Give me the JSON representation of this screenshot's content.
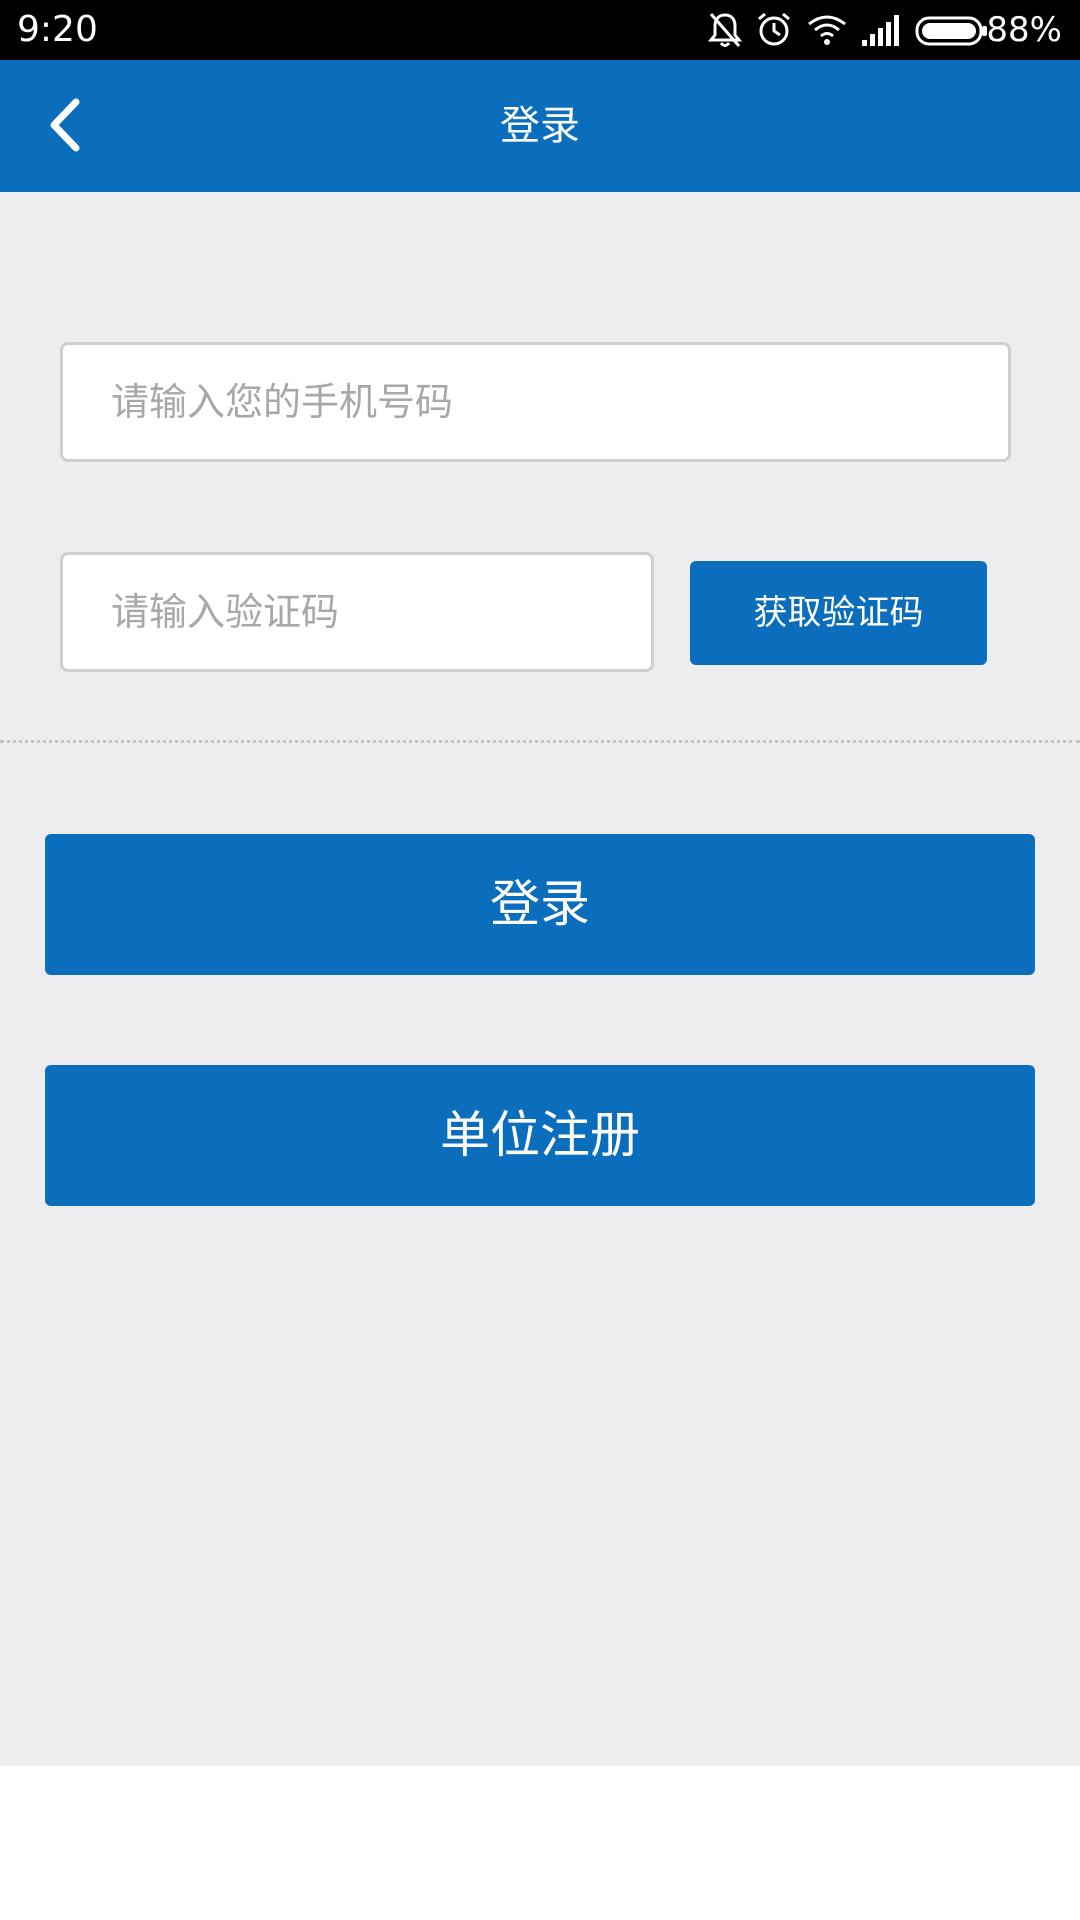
{
  "status_bar": {
    "time": "9:20",
    "battery": "88%",
    "icons": [
      "bell-off-icon",
      "alarm-icon",
      "wifi-icon",
      "signal-icon",
      "battery-icon"
    ]
  },
  "header": {
    "title": "登录",
    "back_icon": "chevron-left-icon"
  },
  "form": {
    "phone_placeholder": "请输入您的手机号码",
    "code_placeholder": "请输入验证码",
    "get_code_label": "获取验证码"
  },
  "actions": {
    "login_label": "登录",
    "register_label": "单位注册"
  },
  "colors": {
    "primary": "#0a6ebd",
    "background": "#ededf0",
    "status_bar": "#000000"
  }
}
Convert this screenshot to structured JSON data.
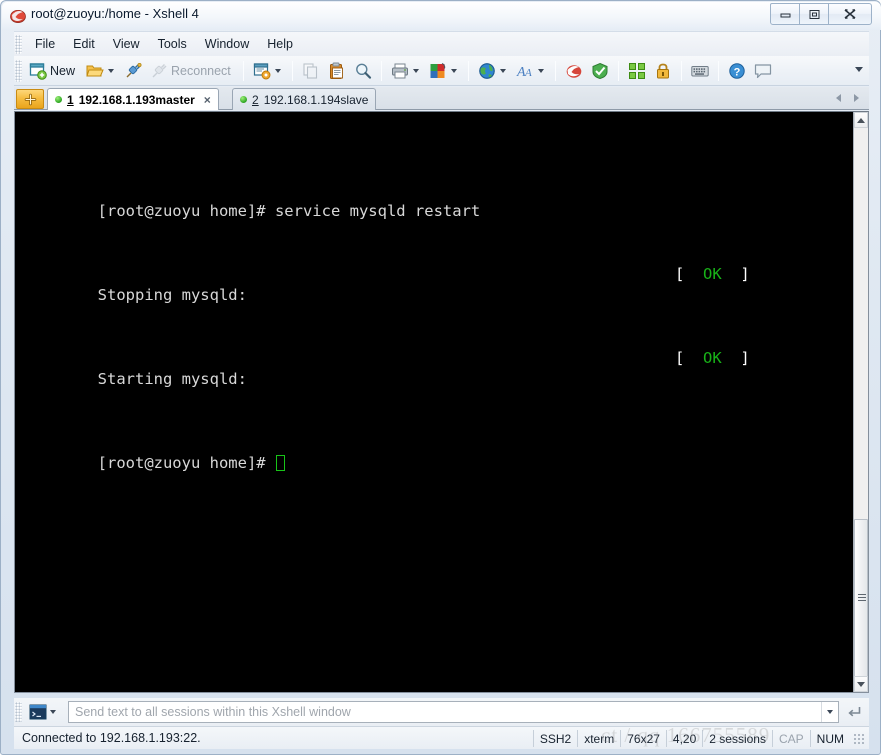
{
  "window": {
    "title": "root@zuoyu:/home - Xshell 4",
    "app_icon": "xshell-logo-icon",
    "controls": {
      "minimize": "minimize-icon",
      "maximize": "restore-icon",
      "close": "close-icon"
    }
  },
  "menu": {
    "items": [
      {
        "label": "File"
      },
      {
        "label": "Edit"
      },
      {
        "label": "View"
      },
      {
        "label": "Tools"
      },
      {
        "label": "Window"
      },
      {
        "label": "Help"
      }
    ]
  },
  "toolbar": {
    "new_label": "New",
    "reconnect_label": "Reconnect",
    "overflow": "toolbar-overflow-chevron",
    "buttons": [
      {
        "name": "new-session-button",
        "icon": "new-window-icon"
      },
      {
        "name": "open-session-button",
        "icon": "open-folder-icon",
        "has_caret": true
      },
      {
        "name": "connect-button",
        "icon": "plug-connect-icon"
      },
      {
        "name": "reconnect-button",
        "icon": "plug-disconnect-icon",
        "disabled": true
      },
      {
        "name": "properties-button",
        "icon": "session-properties-icon",
        "has_caret": true
      },
      {
        "name": "copy-button",
        "icon": "copy-icon",
        "disabled": true
      },
      {
        "name": "paste-button",
        "icon": "clipboard-paste-icon"
      },
      {
        "name": "find-button",
        "icon": "magnifier-icon"
      },
      {
        "name": "print-button",
        "icon": "printer-icon",
        "has_caret": true
      },
      {
        "name": "color-scheme-button",
        "icon": "color-palette-icon",
        "has_caret": true
      },
      {
        "name": "language-encoding-button",
        "icon": "globe-icon",
        "has_caret": true
      },
      {
        "name": "font-button",
        "icon": "font-letter-icon",
        "has_caret": true
      },
      {
        "name": "xftp-button",
        "icon": "xftp-red-icon"
      },
      {
        "name": "xagent-button",
        "icon": "xagent-green-icon"
      },
      {
        "name": "fullscreen-button",
        "icon": "fullscreen-arrows-icon"
      },
      {
        "name": "lock-button",
        "icon": "padlock-icon"
      },
      {
        "name": "keyboard-button",
        "icon": "keyboard-icon"
      },
      {
        "name": "help-button",
        "icon": "question-mark-icon"
      },
      {
        "name": "chat-button",
        "icon": "speech-bubble-icon"
      }
    ]
  },
  "tabs": {
    "new_tab_icon": "new-tab-plus-icon",
    "items": [
      {
        "num": "1",
        "label": "192.168.1.193master",
        "active": true,
        "status": "connected",
        "close": "×"
      },
      {
        "num": "2",
        "label": "192.168.1.194slave",
        "active": false,
        "status": "connected"
      }
    ],
    "scroll_left": "tab-scroll-left-icon",
    "scroll_right": "tab-scroll-right-icon"
  },
  "terminal": {
    "lines": [
      {
        "text": "[root@zuoyu home]# service mysqld restart",
        "ok": null
      },
      {
        "text": "Stopping mysqld:",
        "ok": "OK"
      },
      {
        "text": "Starting mysqld:",
        "ok": "OK"
      },
      {
        "text": "[root@zuoyu home]# ",
        "ok": null,
        "cursor": true
      }
    ],
    "ok_open_bracket": "[",
    "ok_close_bracket": "]",
    "ok_text": "OK",
    "colors": {
      "background": "#000000",
      "foreground": "#d8d8d8",
      "ok_green": "#18b218",
      "bracket_white": "#ffffff",
      "cursor_green": "#18c418"
    }
  },
  "send_bar": {
    "mode_icon": "terminal-window-icon",
    "placeholder": "Send text to all sessions within this Xshell window",
    "value": "",
    "dropdown_icon": "chevron-down-icon",
    "enter_icon": "enter-return-icon"
  },
  "status_bar": {
    "message": "Connected to 192.168.1.193:22.",
    "segments": [
      {
        "label": "SSH2",
        "name": "status-protocol",
        "dim": false
      },
      {
        "label": "xterm",
        "name": "status-terminal-type",
        "dim": false
      },
      {
        "label": "76x27",
        "name": "status-dimensions",
        "dim": false
      },
      {
        "label": "4,20",
        "name": "status-cursor-position",
        "dim": false
      },
      {
        "label": "2 sessions",
        "name": "status-session-count",
        "dim": false
      },
      {
        "label": "CAP",
        "name": "status-caps-lock",
        "dim": true
      },
      {
        "label": "NUM",
        "name": "status-num-lock",
        "dim": false
      }
    ],
    "watermark": "ct / qq  166755589"
  }
}
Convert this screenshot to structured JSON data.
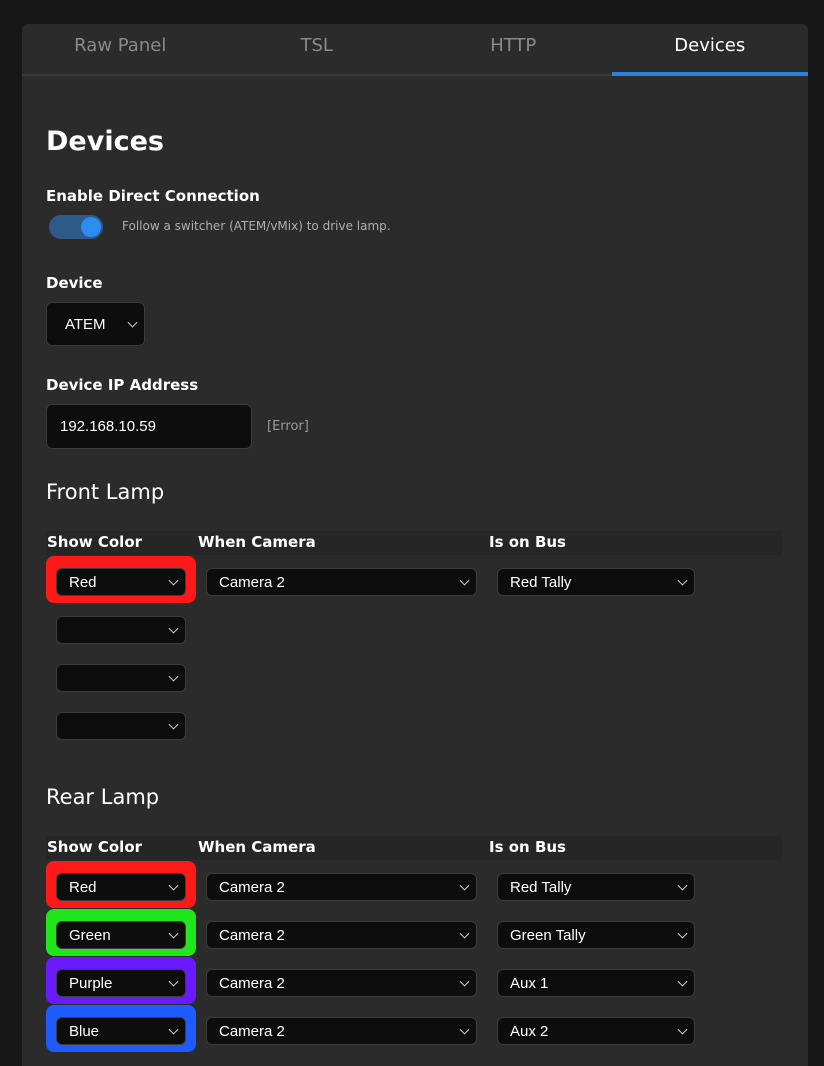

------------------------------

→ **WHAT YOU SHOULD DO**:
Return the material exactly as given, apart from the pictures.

→ **TASK OUTPUT**:
Give me the JSON representation of this screenshot's content.
{
  "status_bar": {
    "time": "9:20",
    "battery": "88%",
    "icons": [
      "bell-off-icon",
      "alarm-icon",
      "wifi-icon",
      "signal-icon",
      "battery-icon"
    ]
  },
  "header": {
    "title": "登录",
    "back_icon": "chevron-left-icon"
  },
  "form": {
    "phone_placeholder": "请输入您的手机号码",
    "code_placeholder": "请输入验证码",
    "get_code_label": "获取验证码"
  },
  "actions": {
    "login_label": "登录",
    "register_label": "单位注册"
  },
  "colors": {
    "primary": "#0a6ebd",
    "background": "#ededf0",
    "status_bar": "#000000"
  }
}
Convert this screenshot to structured JSON data.
{
  "window": {
    "title": "root@zuoyu:/home - Xshell 4",
    "app_icon": "xshell-logo-icon",
    "controls": {
      "minimize": "minimize-icon",
      "maximize": "restore-icon",
      "close": "close-icon"
    }
  },
  "menu": {
    "items": [
      {
        "label": "File"
      },
      {
        "label": "Edit"
      },
      {
        "label": "View"
      },
      {
        "label": "Tools"
      },
      {
        "label": "Window"
      },
      {
        "label": "Help"
      }
    ]
  },
  "toolbar": {
    "new_label": "New",
    "reconnect_label": "Reconnect",
    "overflow": "toolbar-overflow-chevron",
    "buttons": [
      {
        "name": "new-session-button",
        "icon": "new-window-icon"
      },
      {
        "name": "open-session-button",
        "icon": "open-folder-icon",
        "has_caret": true
      },
      {
        "name": "connect-button",
        "icon": "plug-connect-icon"
      },
      {
        "name": "reconnect-button",
        "icon": "plug-disconnect-icon",
        "disabled": true
      },
      {
        "name": "properties-button",
        "icon": "session-properties-icon",
        "has_caret": true
      },
      {
        "name": "copy-button",
        "icon": "copy-icon",
        "disabled": true
      },
      {
        "name": "paste-button",
        "icon": "clipboard-paste-icon"
      },
      {
        "name": "find-button",
        "icon": "magnifier-icon"
      },
      {
        "name": "print-button",
        "icon": "printer-icon",
        "has_caret": true
      },
      {
        "name": "color-scheme-button",
        "icon": "color-palette-icon",
        "has_caret": true
      },
      {
        "name": "language-encoding-button",
        "icon": "globe-icon",
        "has_caret": true
      },
      {
        "name": "font-button",
        "icon": "font-letter-icon",
        "has_caret": true
      },
      {
        "name": "xftp-button",
        "icon": "xftp-red-icon"
      },
      {
        "name": "xagent-button",
        "icon": "xagent-green-icon"
      },
      {
        "name": "fullscreen-button",
        "icon": "fullscreen-arrows-icon"
      },
      {
        "name": "lock-button",
        "icon": "padlock-icon"
      },
      {
        "name": "keyboard-button",
        "icon": "keyboard-icon"
      },
      {
        "name": "help-button",
        "icon": "question-mark-icon"
      },
      {
        "name": "chat-button",
        "icon": "speech-bubble-icon"
      }
    ]
  },
  "tabs": {
    "new_tab_icon": "new-tab-plus-icon",
    "items": [
      {
        "num": "1",
        "label": "192.168.1.193master",
        "active": true,
        "status": "connected",
        "close": "×"
      },
      {
        "num": "2",
        "label": "192.168.1.194slave",
        "active": false,
        "status": "connected"
      }
    ],
    "scroll_left": "tab-scroll-left-icon",
    "scroll_right": "tab-scroll-right-icon"
  },
  "terminal": {
    "lines": [
      {
        "text": "[root@zuoyu home]# service mysqld restart",
        "ok": null
      },
      {
        "text": "Stopping mysqld:",
        "ok": "OK"
      },
      {
        "text": "Starting mysqld:",
        "ok": "OK"
      },
      {
        "text": "[root@zuoyu home]# ",
        "ok": null,
        "cursor": true
      }
    ],
    "ok_open_bracket": "[",
    "ok_close_bracket": "]",
    "ok_text": "OK",
    "colors": {
      "background": "#000000",
      "foreground": "#d8d8d8",
      "ok_green": "#18b218",
      "bracket_white": "#ffffff",
      "cursor_green": "#18c418"
    }
  },
  "send_bar": {
    "mode_icon": "terminal-window-icon",
    "placeholder": "Send text to all sessions within this Xshell window",
    "value": "",
    "dropdown_icon": "chevron-down-icon",
    "enter_icon": "enter-return-icon"
  },
  "status_bar": {
    "message": "Connected to 192.168.1.193:22.",
    "segments": [
      {
        "label": "SSH2",
        "name": "status-protocol",
        "dim": false
      },
      {
        "label": "xterm",
        "name": "status-terminal-type",
        "dim": false
      },
      {
        "label": "76x27",
        "name": "status-dimensions",
        "dim": false
      },
      {
        "label": "4,20",
        "name": "status-cursor-position",
        "dim": false
      },
      {
        "label": "2 sessions",
        "name": "status-session-count",
        "dim": false
      },
      {
        "label": "CAP",
        "name": "status-caps-lock",
        "dim": true
      },
      {
        "label": "NUM",
        "name": "status-num-lock",
        "dim": false
      }
    ],
    "watermark": "ct / qq  166755589"
  }
}
Convert this screenshot to structured JSON data.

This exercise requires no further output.